(photo by ashley rose) (CC BY-NC-ND 2.0)
The huge focus on tuition fees leads to much discussion on value for money and subsequent returns on investment. It’s understandable.
For some, a degree is a necessary hoop to jump through before moving on to something else. However:
“The value of paper degrees lies in a common agreement to accept them as a proxy for competence and status, and that agreement is less rock solid that the higher education establishment would like to believe.” – Harvard Business Review,The Degree Is Doomed
That is the view of Michael Staton, a partner at education-focused venture capital firm, Learn Capital. Staton argues that employers will find “more efficient and holistic ways for applicants to demonstrate aptitude and skill”, which will subsequently lead to devaluation of the degree.
I don’t think this will happen across the board, but I expect some firms to find new methods of selection. Many graduate programmes already invest in their own selection processes, so their reliance on a good degree is potentially more a filter than anything else. If selection processes can be made more cheaply and without the need to filter by degree results, it will no doubt be considered as a viable option.
The world changes and things move on, but the degree is not dead. It’s not doomed any time soon. Higher education will need to change with the times, but I can’t see a game-changing revolution putting a sudden stop to HE as we know it.
So despite claims over earnings and employers, I still champion university life. I have long said that your experience shouldn’t be solely about gaining that piece of paper.
A basic attitude misses too much. It’s crucial to focus on the bigger picture to make an impact. The degree is no longer standalone; it’s one part of what shapes you. The resources and connections available at university can help you achieve so much, even when it has nothing to do with the academic side of uni life.
I’m happy people have alternative choices to university, barring some specialist and technical careers. The degree is not doomed just because aspirations can be realised in other ways.
What does your degree mean to you? When I asked at the start of this post, I said that your answer can change. Perhaps it’s changed between then and now. In a matter of moments your view can move as a result of reading a blog post, or having a conversation, or being selected for something unexpected.
University provides many moments that can open your eyes. That’s why I’m not about to throw my hands up in defeat.
And, as Tom Hay says here:

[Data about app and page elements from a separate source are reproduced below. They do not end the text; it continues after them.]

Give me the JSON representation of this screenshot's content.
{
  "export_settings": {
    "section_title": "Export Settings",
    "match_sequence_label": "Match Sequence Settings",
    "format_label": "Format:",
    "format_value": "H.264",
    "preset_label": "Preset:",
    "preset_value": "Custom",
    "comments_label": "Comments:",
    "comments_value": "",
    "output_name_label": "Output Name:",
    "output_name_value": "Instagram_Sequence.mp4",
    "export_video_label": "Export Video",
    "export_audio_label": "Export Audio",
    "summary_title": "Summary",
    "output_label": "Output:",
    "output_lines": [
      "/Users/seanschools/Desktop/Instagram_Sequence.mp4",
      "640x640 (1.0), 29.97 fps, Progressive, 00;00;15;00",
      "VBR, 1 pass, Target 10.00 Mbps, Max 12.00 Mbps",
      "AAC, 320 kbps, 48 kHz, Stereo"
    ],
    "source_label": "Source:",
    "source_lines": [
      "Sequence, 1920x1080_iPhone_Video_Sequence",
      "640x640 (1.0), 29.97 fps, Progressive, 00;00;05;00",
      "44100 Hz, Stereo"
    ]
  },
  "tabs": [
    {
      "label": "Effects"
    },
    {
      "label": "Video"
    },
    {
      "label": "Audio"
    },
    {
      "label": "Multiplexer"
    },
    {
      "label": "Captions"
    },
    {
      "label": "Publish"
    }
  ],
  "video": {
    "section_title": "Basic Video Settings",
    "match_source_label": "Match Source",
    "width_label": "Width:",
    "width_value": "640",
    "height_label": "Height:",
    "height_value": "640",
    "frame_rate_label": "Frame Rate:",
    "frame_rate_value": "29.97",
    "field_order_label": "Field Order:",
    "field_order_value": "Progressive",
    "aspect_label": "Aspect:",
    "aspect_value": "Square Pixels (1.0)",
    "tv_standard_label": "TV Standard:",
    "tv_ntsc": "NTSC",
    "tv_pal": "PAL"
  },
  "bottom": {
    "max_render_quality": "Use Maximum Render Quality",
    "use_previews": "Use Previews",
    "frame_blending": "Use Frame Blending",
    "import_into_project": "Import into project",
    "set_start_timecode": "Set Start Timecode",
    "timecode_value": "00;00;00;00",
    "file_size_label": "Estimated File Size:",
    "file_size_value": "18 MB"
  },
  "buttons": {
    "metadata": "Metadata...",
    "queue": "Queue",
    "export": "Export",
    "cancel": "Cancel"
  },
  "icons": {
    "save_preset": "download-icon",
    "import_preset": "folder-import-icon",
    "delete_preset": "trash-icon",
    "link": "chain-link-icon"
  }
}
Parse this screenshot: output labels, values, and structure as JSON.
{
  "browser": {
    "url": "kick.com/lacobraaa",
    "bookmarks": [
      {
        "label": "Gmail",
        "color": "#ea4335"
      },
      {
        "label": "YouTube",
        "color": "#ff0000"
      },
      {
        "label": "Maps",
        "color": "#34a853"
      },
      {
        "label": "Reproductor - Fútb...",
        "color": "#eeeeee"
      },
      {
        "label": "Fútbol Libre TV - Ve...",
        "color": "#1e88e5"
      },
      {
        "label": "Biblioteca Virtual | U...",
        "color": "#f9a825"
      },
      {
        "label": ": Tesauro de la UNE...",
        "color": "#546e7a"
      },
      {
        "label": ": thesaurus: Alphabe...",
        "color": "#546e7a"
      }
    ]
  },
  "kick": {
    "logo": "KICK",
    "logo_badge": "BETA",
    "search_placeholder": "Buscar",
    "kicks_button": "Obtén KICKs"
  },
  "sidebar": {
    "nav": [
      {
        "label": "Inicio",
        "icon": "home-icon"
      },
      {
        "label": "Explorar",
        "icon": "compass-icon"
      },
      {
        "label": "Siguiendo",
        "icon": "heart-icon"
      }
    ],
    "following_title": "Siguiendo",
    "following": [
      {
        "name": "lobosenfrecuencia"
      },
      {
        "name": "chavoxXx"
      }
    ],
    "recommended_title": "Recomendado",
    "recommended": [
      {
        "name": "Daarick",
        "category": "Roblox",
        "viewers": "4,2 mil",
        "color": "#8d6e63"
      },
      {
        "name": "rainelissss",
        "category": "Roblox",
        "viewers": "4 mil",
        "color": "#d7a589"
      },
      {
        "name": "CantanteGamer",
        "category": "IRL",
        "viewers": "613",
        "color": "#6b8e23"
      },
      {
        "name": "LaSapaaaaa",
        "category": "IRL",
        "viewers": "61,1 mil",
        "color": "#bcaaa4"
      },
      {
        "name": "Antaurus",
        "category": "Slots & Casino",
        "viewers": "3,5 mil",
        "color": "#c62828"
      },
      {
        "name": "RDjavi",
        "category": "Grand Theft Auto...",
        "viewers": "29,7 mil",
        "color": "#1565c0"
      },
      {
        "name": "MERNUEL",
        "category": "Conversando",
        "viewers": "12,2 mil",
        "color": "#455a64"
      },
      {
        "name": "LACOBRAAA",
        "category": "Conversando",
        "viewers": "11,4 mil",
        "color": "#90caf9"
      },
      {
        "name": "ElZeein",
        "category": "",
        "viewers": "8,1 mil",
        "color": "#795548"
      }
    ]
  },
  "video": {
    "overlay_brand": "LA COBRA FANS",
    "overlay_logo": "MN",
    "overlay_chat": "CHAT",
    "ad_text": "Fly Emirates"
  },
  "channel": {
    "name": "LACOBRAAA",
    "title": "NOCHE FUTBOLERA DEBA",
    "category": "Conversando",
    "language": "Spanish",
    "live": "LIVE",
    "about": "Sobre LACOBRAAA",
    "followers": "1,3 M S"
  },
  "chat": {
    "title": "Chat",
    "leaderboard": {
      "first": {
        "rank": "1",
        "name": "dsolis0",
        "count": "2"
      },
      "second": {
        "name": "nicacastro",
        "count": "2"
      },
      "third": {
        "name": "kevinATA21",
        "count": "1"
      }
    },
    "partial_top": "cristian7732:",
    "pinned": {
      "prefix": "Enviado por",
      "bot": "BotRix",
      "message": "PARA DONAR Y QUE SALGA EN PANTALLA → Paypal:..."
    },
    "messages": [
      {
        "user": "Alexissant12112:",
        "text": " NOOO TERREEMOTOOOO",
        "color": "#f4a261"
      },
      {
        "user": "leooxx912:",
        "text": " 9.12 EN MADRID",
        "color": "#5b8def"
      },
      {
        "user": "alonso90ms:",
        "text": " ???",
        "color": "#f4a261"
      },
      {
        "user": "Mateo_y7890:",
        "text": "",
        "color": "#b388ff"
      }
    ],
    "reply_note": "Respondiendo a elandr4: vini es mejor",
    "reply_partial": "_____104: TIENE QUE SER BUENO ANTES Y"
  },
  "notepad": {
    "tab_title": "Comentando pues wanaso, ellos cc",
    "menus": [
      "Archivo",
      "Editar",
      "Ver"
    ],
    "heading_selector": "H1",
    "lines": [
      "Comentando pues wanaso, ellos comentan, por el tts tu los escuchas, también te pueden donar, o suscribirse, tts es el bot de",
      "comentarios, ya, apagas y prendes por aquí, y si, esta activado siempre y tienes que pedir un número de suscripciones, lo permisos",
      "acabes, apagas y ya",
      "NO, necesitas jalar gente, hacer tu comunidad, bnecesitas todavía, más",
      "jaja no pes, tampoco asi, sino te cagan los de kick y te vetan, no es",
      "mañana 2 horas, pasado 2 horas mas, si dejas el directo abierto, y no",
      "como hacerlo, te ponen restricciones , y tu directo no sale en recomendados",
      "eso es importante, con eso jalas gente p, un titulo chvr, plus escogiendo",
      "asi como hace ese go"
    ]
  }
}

Wednesday, September 4, 2013


Tume ya Vyuo Vikuu Tanzania (TCU) inatoa nafasi nyingine kwa watu wenye sifa za kujiunga na vyuo vikuu  kutuma maombi  yao kwa msimu wa masomo wa 2013/2014. 

Mwisho wa kutuma maombi hayo ni tarehe 07.09.2013.


Tuesday, September 3, 2013

What do you want from education?

Recently I was chatting to a group of intelligent, well-educated and well-meaning people, all of whom have one or more children in secondary schools in Dublin. What, I asked them, are you hoping that these schools will deliver for your children. The optimist in me was hoping for answers around pedagogy, civilised values, knowledge development, life skills, the thrill of science and the arts, that kind of thing. I didn’t get any of it. What did I get? They were hoping for the highest possible CAO points*. That was it.

Higher education trending: what do students want to study and why?

Last month the Irish Higher Education Authority (HEA) published an analysis of the last five years of student applications to the country’s universities and institutes of technology. This revealed some interesting trends. Unsurprisingly, student interest in construction-related courses (including architecture, surveying, civil engineering and planning) has, in the wake of the near-collapse of the Irish construction industry, waned significantly. Over the five-year period to 2013 first preference applications declined by 55.3 per cent. Given that some of the academic departments affected had, only six or so years ago, been dashing for growth during the boom, this has created major problems in some institutions that had seriously over-invested in this field.